EXERCISE: Which lines of the records below contain the word "kind"? Copy each of them out.
---------- SUPPLIED DATA
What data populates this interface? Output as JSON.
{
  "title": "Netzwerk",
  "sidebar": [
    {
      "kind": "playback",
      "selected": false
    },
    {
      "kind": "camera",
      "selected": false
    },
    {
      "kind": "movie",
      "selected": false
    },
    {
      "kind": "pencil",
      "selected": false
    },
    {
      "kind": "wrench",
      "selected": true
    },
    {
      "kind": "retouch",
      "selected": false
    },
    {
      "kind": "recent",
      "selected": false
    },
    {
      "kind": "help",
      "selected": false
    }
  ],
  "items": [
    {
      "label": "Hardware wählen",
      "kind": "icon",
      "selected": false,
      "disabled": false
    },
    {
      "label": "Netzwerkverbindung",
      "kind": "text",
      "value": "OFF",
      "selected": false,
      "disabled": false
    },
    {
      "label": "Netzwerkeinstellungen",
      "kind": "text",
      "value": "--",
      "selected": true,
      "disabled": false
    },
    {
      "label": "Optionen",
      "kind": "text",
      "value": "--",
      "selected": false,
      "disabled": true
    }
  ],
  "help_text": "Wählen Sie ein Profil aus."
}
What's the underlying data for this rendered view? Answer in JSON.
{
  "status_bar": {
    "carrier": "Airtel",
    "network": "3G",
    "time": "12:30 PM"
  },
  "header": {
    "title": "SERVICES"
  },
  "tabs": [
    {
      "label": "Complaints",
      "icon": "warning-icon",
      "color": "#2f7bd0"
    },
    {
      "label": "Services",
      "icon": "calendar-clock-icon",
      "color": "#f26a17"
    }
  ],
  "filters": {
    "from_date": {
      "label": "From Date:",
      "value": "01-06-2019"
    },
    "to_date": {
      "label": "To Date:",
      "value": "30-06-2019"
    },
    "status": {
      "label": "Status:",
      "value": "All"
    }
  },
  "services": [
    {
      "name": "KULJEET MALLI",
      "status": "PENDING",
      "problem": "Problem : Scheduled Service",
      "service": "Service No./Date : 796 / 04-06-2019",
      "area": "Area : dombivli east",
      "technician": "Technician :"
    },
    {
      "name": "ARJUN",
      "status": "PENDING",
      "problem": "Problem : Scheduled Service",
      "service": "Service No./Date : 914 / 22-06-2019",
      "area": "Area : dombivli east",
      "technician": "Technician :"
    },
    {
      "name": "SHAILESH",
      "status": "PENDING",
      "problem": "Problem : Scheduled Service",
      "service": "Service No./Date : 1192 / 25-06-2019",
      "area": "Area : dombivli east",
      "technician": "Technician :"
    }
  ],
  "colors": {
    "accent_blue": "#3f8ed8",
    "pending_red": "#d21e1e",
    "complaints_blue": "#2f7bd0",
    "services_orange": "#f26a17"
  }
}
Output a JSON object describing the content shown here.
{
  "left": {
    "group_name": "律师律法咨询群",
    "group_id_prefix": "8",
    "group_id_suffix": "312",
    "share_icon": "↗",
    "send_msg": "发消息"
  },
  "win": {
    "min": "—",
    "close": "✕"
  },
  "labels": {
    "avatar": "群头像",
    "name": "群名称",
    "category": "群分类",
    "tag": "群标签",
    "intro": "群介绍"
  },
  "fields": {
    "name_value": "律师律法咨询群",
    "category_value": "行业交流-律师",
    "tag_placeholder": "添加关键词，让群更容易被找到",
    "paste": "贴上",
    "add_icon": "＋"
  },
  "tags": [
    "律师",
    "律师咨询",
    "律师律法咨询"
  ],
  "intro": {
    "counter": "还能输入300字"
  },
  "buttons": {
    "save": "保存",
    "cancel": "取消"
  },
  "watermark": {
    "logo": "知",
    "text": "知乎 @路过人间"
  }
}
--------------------
SOLUTION TO THIS EXERCISE:
      "kind": "playback",
      "kind": "camera",
      "kind": "movie",
      "kind": "pencil",
      "kind": "wrench",
      "kind": "retouch",
      "kind": "recent",
      "kind": "help",
      "kind": "icon",
      "kind": "text",
      "kind": "text",
      "kind": "text",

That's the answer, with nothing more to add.